Component data from apps and pages
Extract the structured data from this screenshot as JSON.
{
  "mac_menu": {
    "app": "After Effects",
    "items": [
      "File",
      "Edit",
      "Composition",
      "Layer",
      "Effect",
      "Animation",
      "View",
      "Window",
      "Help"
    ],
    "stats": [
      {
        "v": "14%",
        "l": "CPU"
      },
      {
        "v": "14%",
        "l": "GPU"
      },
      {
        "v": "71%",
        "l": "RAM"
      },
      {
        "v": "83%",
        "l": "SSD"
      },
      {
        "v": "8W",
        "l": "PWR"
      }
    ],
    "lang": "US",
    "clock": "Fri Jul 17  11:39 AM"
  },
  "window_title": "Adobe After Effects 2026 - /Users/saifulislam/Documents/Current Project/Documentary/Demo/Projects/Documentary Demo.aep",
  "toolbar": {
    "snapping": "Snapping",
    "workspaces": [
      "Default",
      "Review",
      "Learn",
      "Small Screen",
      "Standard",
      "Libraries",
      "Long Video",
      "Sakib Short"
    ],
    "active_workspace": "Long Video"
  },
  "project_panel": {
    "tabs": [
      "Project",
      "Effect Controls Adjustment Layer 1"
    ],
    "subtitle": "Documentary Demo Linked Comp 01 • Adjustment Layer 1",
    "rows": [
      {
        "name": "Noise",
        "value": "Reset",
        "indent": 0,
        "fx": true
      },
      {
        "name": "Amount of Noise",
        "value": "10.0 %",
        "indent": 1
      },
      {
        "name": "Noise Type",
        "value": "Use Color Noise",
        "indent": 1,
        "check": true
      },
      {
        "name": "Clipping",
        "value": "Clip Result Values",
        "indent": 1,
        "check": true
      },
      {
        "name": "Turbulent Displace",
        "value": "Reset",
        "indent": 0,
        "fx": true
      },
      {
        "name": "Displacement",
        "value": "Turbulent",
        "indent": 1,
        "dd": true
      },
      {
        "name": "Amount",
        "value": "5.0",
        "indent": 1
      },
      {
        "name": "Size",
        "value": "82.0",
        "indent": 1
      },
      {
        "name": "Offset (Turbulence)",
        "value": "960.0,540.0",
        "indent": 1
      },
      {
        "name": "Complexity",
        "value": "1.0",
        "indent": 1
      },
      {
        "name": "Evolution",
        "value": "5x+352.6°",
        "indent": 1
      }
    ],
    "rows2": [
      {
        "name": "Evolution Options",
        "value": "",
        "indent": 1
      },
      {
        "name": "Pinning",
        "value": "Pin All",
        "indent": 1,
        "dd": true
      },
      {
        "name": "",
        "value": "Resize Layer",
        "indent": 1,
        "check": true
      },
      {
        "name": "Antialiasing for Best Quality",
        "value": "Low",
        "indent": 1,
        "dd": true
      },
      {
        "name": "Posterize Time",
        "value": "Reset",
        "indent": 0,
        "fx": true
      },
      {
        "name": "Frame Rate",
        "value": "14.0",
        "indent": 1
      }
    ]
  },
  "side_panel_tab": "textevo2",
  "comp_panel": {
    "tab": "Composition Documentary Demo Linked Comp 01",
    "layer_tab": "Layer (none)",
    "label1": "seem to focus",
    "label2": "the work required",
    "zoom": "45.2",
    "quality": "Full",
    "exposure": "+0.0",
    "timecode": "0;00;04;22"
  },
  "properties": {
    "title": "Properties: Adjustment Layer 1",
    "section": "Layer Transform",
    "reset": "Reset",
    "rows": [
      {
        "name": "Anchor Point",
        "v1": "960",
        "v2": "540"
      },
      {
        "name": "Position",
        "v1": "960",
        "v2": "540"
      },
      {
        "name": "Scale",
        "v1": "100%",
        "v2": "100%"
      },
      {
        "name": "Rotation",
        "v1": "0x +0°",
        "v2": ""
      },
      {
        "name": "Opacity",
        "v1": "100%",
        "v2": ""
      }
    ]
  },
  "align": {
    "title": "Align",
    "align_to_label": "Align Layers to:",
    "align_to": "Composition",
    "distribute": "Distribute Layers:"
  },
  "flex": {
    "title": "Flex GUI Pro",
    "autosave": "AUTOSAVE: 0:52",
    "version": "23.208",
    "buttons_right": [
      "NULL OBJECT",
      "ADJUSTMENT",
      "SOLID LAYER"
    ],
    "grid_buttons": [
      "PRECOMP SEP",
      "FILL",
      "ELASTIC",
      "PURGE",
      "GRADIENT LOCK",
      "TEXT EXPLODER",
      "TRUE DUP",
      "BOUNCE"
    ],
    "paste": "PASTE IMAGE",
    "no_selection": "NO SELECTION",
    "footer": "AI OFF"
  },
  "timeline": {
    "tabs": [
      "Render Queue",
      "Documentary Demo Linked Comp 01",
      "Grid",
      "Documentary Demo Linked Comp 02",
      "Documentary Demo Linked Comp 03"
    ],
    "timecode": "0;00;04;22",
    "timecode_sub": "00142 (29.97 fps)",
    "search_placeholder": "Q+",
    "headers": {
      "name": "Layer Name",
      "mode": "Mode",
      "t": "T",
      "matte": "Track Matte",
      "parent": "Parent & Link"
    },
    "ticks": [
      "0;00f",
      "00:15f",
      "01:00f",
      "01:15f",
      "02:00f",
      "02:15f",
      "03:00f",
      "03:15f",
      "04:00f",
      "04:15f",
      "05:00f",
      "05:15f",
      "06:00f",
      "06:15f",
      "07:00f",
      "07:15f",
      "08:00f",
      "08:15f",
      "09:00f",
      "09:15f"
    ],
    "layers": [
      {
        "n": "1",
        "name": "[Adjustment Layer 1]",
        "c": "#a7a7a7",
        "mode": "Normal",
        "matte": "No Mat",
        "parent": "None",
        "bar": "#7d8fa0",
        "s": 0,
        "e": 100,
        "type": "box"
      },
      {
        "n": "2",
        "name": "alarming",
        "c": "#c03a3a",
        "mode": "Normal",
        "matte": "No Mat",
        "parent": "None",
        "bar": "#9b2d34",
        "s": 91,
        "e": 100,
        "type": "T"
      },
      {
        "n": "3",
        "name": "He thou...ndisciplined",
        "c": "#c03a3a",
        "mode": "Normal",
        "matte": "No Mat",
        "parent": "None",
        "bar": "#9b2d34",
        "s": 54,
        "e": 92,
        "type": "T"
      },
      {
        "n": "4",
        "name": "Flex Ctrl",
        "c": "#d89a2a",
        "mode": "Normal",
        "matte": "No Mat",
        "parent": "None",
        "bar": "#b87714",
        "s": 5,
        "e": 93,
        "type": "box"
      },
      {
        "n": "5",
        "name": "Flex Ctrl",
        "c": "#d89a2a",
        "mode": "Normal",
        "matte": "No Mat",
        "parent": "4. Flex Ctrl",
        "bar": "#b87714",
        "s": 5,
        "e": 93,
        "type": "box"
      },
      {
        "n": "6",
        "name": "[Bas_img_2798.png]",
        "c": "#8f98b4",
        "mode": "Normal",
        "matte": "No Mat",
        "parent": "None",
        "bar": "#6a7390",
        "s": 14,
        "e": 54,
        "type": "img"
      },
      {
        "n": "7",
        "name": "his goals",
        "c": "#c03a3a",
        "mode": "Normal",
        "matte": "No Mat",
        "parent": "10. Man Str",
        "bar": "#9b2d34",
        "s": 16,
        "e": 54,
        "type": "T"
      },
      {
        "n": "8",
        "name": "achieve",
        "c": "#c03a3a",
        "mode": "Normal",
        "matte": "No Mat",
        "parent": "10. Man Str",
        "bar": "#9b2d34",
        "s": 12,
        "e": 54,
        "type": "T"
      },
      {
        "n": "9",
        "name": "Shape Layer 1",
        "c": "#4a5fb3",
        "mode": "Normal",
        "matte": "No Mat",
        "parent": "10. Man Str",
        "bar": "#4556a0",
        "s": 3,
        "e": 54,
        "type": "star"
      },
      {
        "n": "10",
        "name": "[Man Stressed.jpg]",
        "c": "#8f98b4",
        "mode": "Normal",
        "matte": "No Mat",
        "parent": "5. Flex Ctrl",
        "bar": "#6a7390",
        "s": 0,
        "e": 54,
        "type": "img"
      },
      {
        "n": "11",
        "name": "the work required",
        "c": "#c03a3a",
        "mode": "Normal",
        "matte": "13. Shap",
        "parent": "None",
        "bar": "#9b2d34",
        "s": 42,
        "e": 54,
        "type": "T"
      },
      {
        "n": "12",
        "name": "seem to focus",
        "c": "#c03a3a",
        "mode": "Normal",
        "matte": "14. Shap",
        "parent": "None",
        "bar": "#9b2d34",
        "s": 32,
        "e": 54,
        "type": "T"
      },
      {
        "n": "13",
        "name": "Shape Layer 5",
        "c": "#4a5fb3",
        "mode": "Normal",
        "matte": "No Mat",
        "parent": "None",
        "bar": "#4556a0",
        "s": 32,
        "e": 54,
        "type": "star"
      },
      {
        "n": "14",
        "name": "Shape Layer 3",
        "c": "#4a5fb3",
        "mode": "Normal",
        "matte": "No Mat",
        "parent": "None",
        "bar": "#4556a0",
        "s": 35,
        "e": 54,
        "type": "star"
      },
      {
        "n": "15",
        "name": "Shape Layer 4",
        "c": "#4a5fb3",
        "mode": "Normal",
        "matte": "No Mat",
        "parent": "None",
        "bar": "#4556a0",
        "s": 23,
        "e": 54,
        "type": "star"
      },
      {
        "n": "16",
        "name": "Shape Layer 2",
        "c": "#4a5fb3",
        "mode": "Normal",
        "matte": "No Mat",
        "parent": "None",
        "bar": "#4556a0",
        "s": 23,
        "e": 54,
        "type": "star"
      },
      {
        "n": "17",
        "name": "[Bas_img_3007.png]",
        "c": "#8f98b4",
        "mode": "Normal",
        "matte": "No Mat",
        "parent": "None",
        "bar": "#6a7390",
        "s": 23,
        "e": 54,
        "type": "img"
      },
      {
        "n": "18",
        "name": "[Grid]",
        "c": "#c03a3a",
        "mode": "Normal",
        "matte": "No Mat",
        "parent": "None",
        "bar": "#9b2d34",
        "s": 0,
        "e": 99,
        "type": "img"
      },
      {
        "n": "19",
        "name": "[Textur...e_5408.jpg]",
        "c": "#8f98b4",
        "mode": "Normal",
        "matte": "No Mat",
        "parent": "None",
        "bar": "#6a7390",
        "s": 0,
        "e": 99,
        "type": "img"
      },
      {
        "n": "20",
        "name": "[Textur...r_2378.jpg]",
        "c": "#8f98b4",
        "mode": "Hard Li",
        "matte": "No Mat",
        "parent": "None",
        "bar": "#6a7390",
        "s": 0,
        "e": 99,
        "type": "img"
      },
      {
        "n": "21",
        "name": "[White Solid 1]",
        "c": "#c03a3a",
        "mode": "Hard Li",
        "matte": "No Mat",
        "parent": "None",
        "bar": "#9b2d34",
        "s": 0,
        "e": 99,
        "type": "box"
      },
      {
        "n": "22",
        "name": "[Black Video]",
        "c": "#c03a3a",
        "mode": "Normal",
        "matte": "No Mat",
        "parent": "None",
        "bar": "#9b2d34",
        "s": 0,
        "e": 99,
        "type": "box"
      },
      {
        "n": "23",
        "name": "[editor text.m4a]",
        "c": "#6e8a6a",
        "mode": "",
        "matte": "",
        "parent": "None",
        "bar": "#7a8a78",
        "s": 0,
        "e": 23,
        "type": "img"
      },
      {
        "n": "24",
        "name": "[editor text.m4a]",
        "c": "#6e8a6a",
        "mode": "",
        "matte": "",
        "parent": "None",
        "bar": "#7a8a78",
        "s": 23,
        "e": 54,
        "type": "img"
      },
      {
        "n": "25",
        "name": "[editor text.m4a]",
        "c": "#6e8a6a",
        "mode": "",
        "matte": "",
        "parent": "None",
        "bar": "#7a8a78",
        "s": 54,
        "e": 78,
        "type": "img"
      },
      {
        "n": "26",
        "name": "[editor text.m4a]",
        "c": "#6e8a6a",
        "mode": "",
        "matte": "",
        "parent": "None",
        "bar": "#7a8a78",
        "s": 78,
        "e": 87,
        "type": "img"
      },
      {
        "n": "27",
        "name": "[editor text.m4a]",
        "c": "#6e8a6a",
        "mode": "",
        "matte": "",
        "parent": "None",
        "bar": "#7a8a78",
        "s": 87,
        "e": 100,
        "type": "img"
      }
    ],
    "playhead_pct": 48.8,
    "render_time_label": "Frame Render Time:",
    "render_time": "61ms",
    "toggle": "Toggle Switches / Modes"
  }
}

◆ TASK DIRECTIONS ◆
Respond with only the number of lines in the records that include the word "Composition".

◆ TASK RESPONSE ◆
3